What is most interesting about this approach is the fact that Japan’s potential alternatives need only appear viable. As Henry Kissinger once wrote, “The bargaining position of a country depends on the options it is perceived to have” (my emphasis).

Perhaps this explains why few scholars have considered the possibility that, instead of seriously risking the potential loss of its only ally, Japan may instead be seeking ways to bolster its intra-alliance bargaining position vis-à-vis its ally.

Japanese statesmen may actually want U.S. leaders and scholars to believe Japan is willing to risk jeopardizing its alliance when Japanese leaders are rather looking for, albeit lucrative, viable alternatives by which Japan can enhance its place within the alliance. True, searching for viable alternatives for whatever reason may indeed yield viable alternatives; but once again this assumes that Japanese leaders are groping for a way to abandon Japan’s lone ally.

Since recent North Korean provocations and the September 7, 2010 incident between a Chinese fishing trawler and two Japanese Cost Guard ships, Japanese dependence on the alliance has once again been revealed. To seek to weaken or break its relationship with its only ally would seem absurd—and Japan has not done that. But the desire for an equal position at the alliance bargaining table with the United States will continue; and so will Japan’s search for leverage to make that desire a reality.
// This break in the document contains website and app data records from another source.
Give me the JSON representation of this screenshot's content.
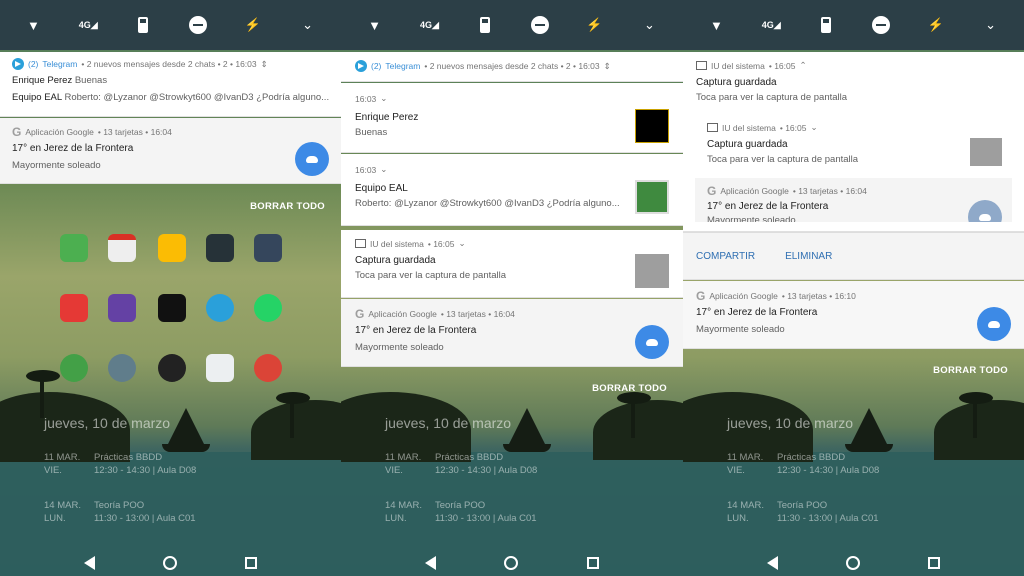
{
  "status": {
    "lte": "4G"
  },
  "home": {
    "date": "jueves, 10 de marzo",
    "events": [
      {
        "day": "11 MAR.",
        "dow": "VIE.",
        "title": "Prácticas BBDD",
        "time": "12:30 - 14:30  |  Aula D08"
      },
      {
        "day": "14 MAR.",
        "dow": "LUN.",
        "title": "Teoría POO",
        "time": "11:30 - 13:00  |  Aula C01"
      }
    ],
    "clear_all": "BORRAR TODO"
  },
  "telegram": {
    "count": "(2)",
    "app": "Telegram",
    "summary": "• 2 nuevos mensajes desde 2 chats • 2 • 16:03",
    "line1_name": "Enrique Perez",
    "line1_msg": "Buenas",
    "line2_name": "Equipo EAL",
    "line2_msg": "Roberto: @Lyzanor @Strowkyt600 @IvanD3 ¿Podría alguno...",
    "msg_time": "16:03"
  },
  "google": {
    "app": "Aplicación Google",
    "meta": "• 13 tarjetas • 16:04",
    "meta_b": "• 13 tarjetas • 16:10",
    "title": "17° en Jerez de la Frontera",
    "subtitle": "Mayormente soleado"
  },
  "system": {
    "app": "IU del sistema",
    "meta": "• 16:05",
    "title": "Captura guardada",
    "subtitle": "Toca para ver la captura de pantalla"
  },
  "actions": {
    "share": "COMPARTIR",
    "delete": "ELIMINAR"
  }
}
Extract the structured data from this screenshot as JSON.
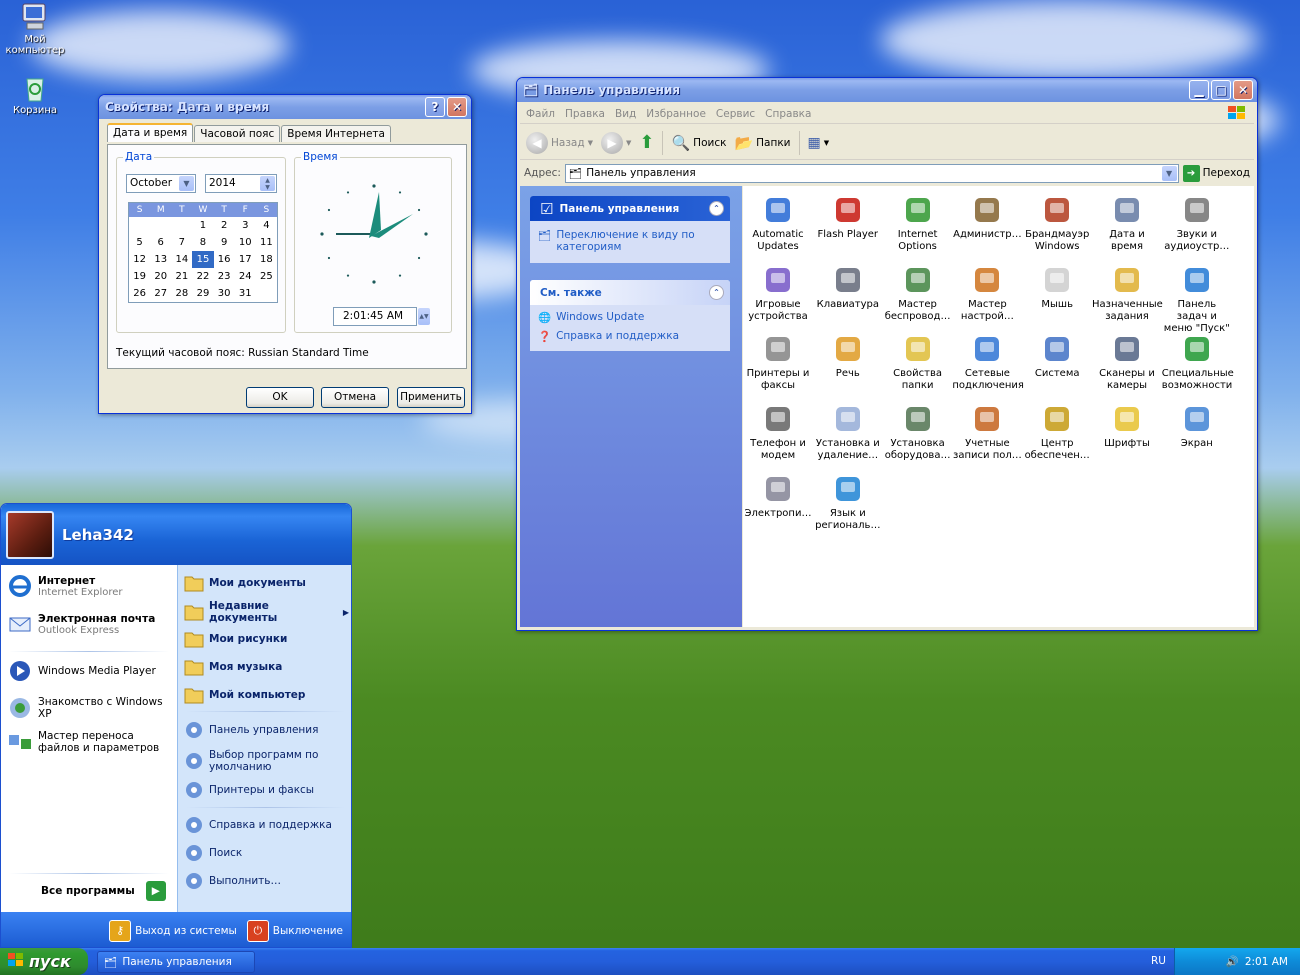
{
  "desktop": {
    "icons": [
      {
        "label": "Мой компьютер"
      },
      {
        "label": "Корзина"
      }
    ]
  },
  "datetime_dialog": {
    "title": "Свойства: Дата и время",
    "tabs": [
      "Дата и время",
      "Часовой пояс",
      "Время Интернета"
    ],
    "date_group": "Дата",
    "time_group": "Время",
    "month": "October",
    "year": "2014",
    "weekdays": [
      "S",
      "M",
      "T",
      "W",
      "T",
      "F",
      "S"
    ],
    "weeks": [
      [
        "",
        "",
        "",
        "1",
        "2",
        "3",
        "4"
      ],
      [
        "5",
        "6",
        "7",
        "8",
        "9",
        "10",
        "11"
      ],
      [
        "12",
        "13",
        "14",
        "15",
        "16",
        "17",
        "18"
      ],
      [
        "19",
        "20",
        "21",
        "22",
        "23",
        "24",
        "25"
      ],
      [
        "26",
        "27",
        "28",
        "29",
        "30",
        "31",
        ""
      ]
    ],
    "selected_day": "15",
    "time_value": "2:01:45 AM",
    "timezone_text": "Текущий часовой пояс: Russian Standard Time",
    "ok": "OK",
    "cancel": "Отмена",
    "apply": "Применить"
  },
  "control_panel": {
    "title": "Панель управления",
    "menu": [
      "Файл",
      "Правка",
      "Вид",
      "Избранное",
      "Сервис",
      "Справка"
    ],
    "toolbar": {
      "back": "Назад",
      "search": "Поиск",
      "folders": "Папки"
    },
    "address_label": "Адрес:",
    "address_value": "Панель управления",
    "go": "Переход",
    "task_box_title": "Панель управления",
    "switch_view": "Переключение к виду по категориям",
    "see_also_title": "См. также",
    "see_also": [
      "Windows Update",
      "Справка и поддержка"
    ],
    "items": [
      "Automatic Updates",
      "Flash Player",
      "Internet Options",
      "Администр…",
      "Брандмауэр Windows",
      "Дата и время",
      "Звуки и аудиоустр…",
      "Игровые устройства",
      "Клавиатура",
      "Мастер беспровод…",
      "Мастер настрой…",
      "Мышь",
      "Назначенные задания",
      "Панель задач и меню \"Пуск\"",
      "Принтеры и факсы",
      "Речь",
      "Свойства папки",
      "Сетевые подключения",
      "Система",
      "Сканеры и камеры",
      "Специальные возможности",
      "Телефон и модем",
      "Установка и удаление…",
      "Установка оборудова…",
      "Учетные записи пол…",
      "Центр обеспечен…",
      "Шрифты",
      "Экран",
      "Электропи…",
      "Язык и региональ…"
    ]
  },
  "start_menu": {
    "user": "Leha342",
    "pinned": [
      {
        "title": "Интернет",
        "sub": "Internet Explorer"
      },
      {
        "title": "Электронная почта",
        "sub": "Outlook Express"
      }
    ],
    "recent": [
      "Windows Media Player",
      "Знакомство с Windows XP",
      "Мастер переноса файлов и параметров"
    ],
    "all_programs": "Все программы",
    "right_bold": [
      "Мои документы",
      "Недавние документы",
      "Мои рисунки",
      "Моя музыка",
      "Мой компьютер"
    ],
    "right_normal": [
      "Панель управления",
      "Выбор программ по умолчанию",
      "Принтеры и факсы",
      "Справка и поддержка",
      "Поиск",
      "Выполнить…"
    ],
    "logoff": "Выход из системы",
    "shutdown": "Выключение"
  },
  "taskbar": {
    "start": "пуск",
    "task": "Панель управления",
    "lang": "RU",
    "clock": "2:01 AM"
  }
}
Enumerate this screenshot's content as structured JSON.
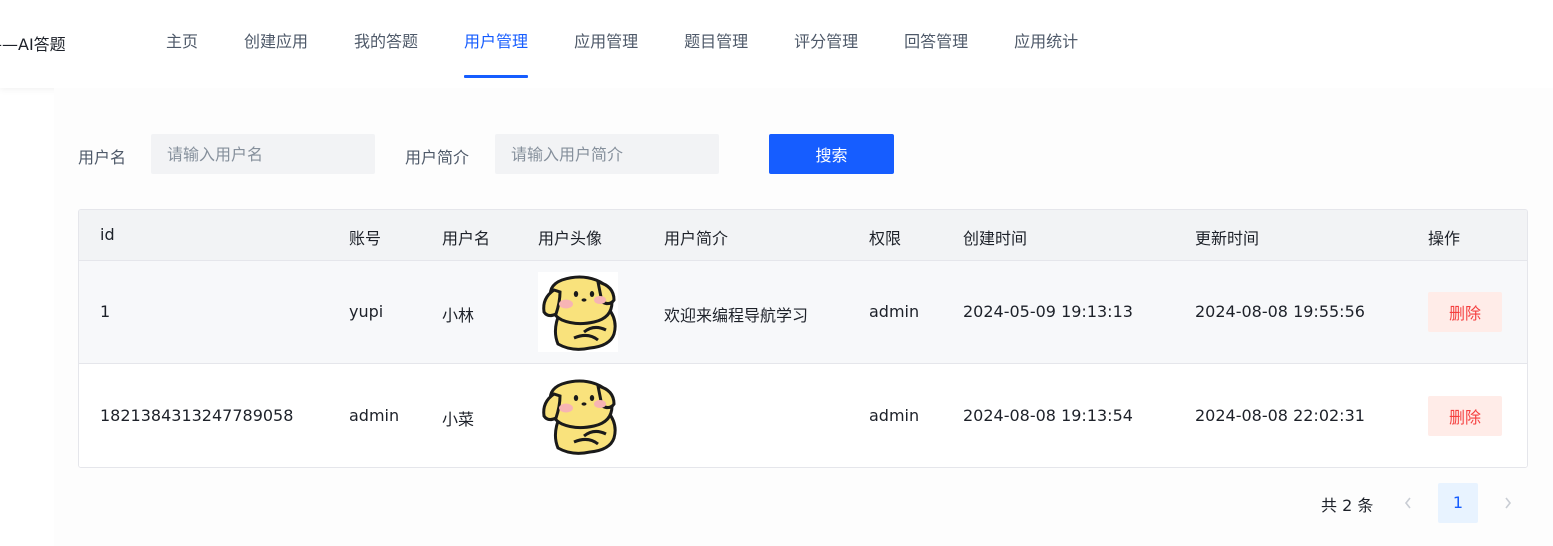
{
  "header": {
    "brand": "——AI答题",
    "nav": [
      {
        "label": "主页",
        "active": false
      },
      {
        "label": "创建应用",
        "active": false
      },
      {
        "label": "我的答题",
        "active": false
      },
      {
        "label": "用户管理",
        "active": true
      },
      {
        "label": "应用管理",
        "active": false
      },
      {
        "label": "题目管理",
        "active": false
      },
      {
        "label": "评分管理",
        "active": false
      },
      {
        "label": "回答管理",
        "active": false
      },
      {
        "label": "应用统计",
        "active": false
      }
    ]
  },
  "search": {
    "username_label": "用户名",
    "username_placeholder": "请输入用户名",
    "username_value": "",
    "profile_label": "用户简介",
    "profile_placeholder": "请输入用户简介",
    "profile_value": "",
    "button_label": "搜索"
  },
  "table": {
    "columns": [
      "id",
      "账号",
      "用户名",
      "用户头像",
      "用户简介",
      "权限",
      "创建时间",
      "更新时间",
      "操作"
    ],
    "rows": [
      {
        "id": "1",
        "account": "yupi",
        "username": "小林",
        "avatar_icon": "yellow-puppy-avatar",
        "profile": "欢迎来编程导航学习",
        "role": "admin",
        "created": "2024-05-09 19:13:13",
        "updated": "2024-08-08 19:55:56",
        "action": "删除"
      },
      {
        "id": "1821384313247789058",
        "account": "admin",
        "username": "小菜",
        "avatar_icon": "yellow-puppy-avatar",
        "profile": "",
        "role": "admin",
        "created": "2024-08-08 19:13:54",
        "updated": "2024-08-08 22:02:31",
        "action": "删除"
      }
    ]
  },
  "pagination": {
    "total_text": "共 2 条",
    "current_page": "1",
    "prev_icon": "chevron-left-icon",
    "next_icon": "chevron-right-icon"
  },
  "colors": {
    "primary": "#165dff",
    "danger": "#f53f3f",
    "danger_bg": "#ffece8",
    "avatar_yellow": "#f9e27c"
  }
}
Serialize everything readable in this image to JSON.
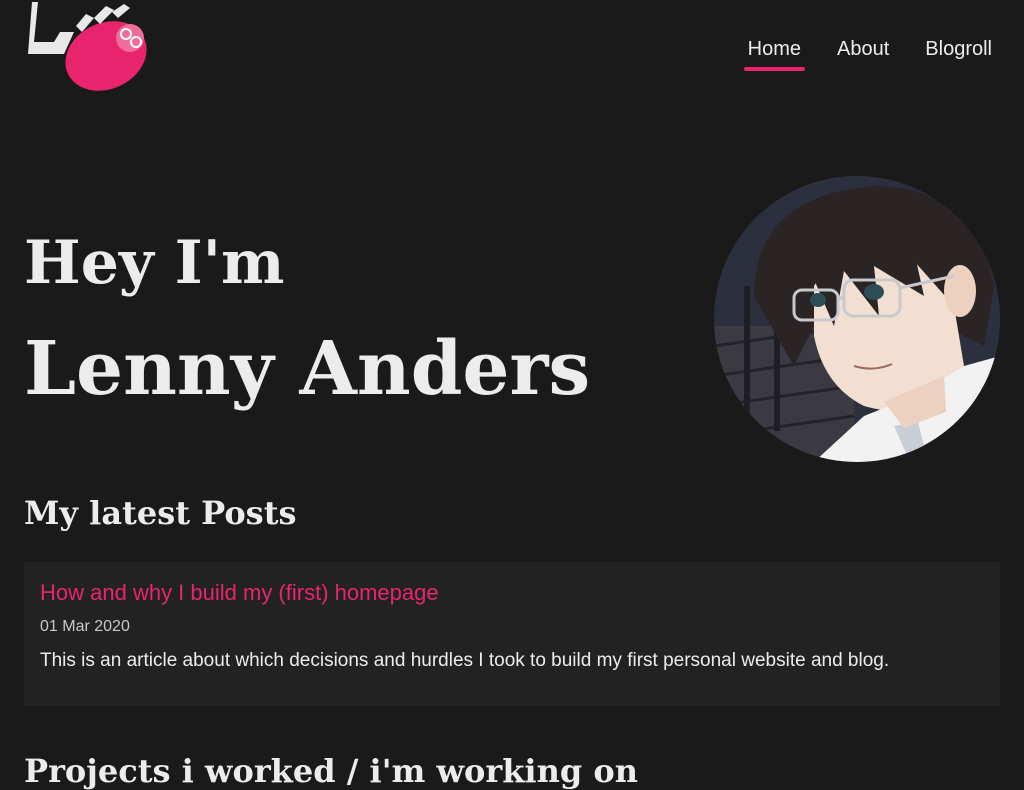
{
  "nav": {
    "items": [
      {
        "label": "Home",
        "active": true
      },
      {
        "label": "About",
        "active": false
      },
      {
        "label": "Blogroll",
        "active": false
      }
    ]
  },
  "hero": {
    "greeting": "Hey I'm",
    "name": "Lenny Anders"
  },
  "posts": {
    "heading": "My latest Posts",
    "items": [
      {
        "title": "How and why I build my (first) homepage",
        "date": "01 Mar 2020",
        "excerpt": "This is an article about which decisions and hurdles I took to build my first personal website and blog."
      }
    ]
  },
  "next_section": {
    "heading": "Projects i worked / i'm working on"
  },
  "colors": {
    "background": "#1b1a1b",
    "accent": "#e8246c",
    "card": "#232223"
  },
  "icons": {
    "logo": "sloth-logo",
    "avatar": "anime-portrait-avatar"
  }
}
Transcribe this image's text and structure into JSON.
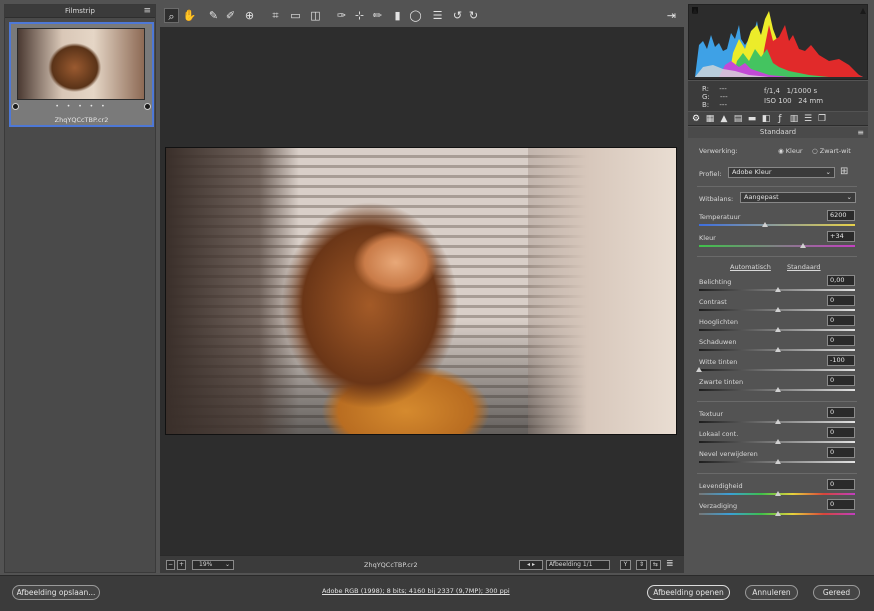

Nathan W. Novak is an eight-year resident of southern Taiwan and a Master’s student in the Institute of China and Asia-Pacific Studies and Center for Japanese Studies at the National Sun Yat-sen University in Kaohsiung, Taiwan. His scholarly interests include international relations, comparative politics, foreign policy analysis, and security studies. This is a shortened version of a paper Nathan will be presenting at the National SunYat-sen University’s 2013 Institute of China and Asia-Pacific Studies’ International Conference, to be held on November 7-9. The working paper itself can be found here at Nathan’s blog, http://eastasiaobserver.wordpress.com. Read other articles by Nathan.